Provided data

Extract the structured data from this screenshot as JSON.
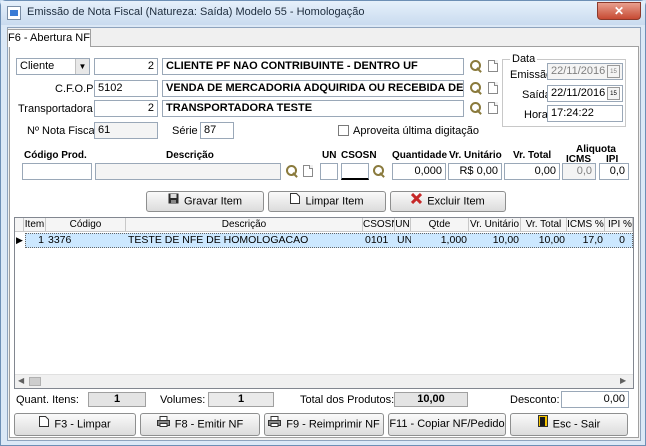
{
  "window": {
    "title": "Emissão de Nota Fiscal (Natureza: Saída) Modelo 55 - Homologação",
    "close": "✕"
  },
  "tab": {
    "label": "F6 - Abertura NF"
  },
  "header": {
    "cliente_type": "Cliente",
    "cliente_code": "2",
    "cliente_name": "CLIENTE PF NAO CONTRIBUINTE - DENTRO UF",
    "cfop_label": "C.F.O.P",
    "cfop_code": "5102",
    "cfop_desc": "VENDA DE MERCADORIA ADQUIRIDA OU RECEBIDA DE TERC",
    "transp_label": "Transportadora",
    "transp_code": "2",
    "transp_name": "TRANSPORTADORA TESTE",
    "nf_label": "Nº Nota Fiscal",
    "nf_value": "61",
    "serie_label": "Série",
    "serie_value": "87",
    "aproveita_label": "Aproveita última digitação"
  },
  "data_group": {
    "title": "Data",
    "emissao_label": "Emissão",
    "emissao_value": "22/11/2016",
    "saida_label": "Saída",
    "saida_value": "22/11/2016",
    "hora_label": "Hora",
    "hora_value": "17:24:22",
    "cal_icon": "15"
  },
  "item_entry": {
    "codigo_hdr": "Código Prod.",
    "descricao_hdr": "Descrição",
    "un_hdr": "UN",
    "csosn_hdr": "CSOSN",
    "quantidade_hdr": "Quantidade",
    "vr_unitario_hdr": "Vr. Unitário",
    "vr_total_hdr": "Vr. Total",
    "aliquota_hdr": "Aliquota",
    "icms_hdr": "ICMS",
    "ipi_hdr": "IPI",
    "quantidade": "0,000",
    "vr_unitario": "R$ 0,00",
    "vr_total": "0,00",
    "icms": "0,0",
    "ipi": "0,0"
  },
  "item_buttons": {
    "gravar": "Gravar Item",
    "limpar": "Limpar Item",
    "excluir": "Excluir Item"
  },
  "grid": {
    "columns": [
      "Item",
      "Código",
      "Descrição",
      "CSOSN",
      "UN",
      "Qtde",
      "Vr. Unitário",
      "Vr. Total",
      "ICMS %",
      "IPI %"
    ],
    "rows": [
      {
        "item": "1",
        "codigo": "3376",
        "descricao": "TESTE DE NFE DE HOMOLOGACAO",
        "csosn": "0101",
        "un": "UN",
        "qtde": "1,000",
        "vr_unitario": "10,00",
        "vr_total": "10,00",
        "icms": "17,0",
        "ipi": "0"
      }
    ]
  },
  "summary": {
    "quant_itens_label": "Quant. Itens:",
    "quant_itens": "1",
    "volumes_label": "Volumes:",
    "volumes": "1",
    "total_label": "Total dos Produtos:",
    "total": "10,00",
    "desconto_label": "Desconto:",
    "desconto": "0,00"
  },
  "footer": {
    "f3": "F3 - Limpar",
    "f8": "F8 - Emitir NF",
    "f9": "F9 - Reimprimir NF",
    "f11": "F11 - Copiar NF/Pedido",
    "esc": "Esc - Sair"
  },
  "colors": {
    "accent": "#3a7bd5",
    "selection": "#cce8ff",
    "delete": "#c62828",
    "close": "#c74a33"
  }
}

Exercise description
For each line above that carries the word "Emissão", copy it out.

Answer area
    "title": "Emissão de Nota Fiscal (Natureza: Saída) Modelo 55 - Homologação",
    "emissao_label": "Emissão",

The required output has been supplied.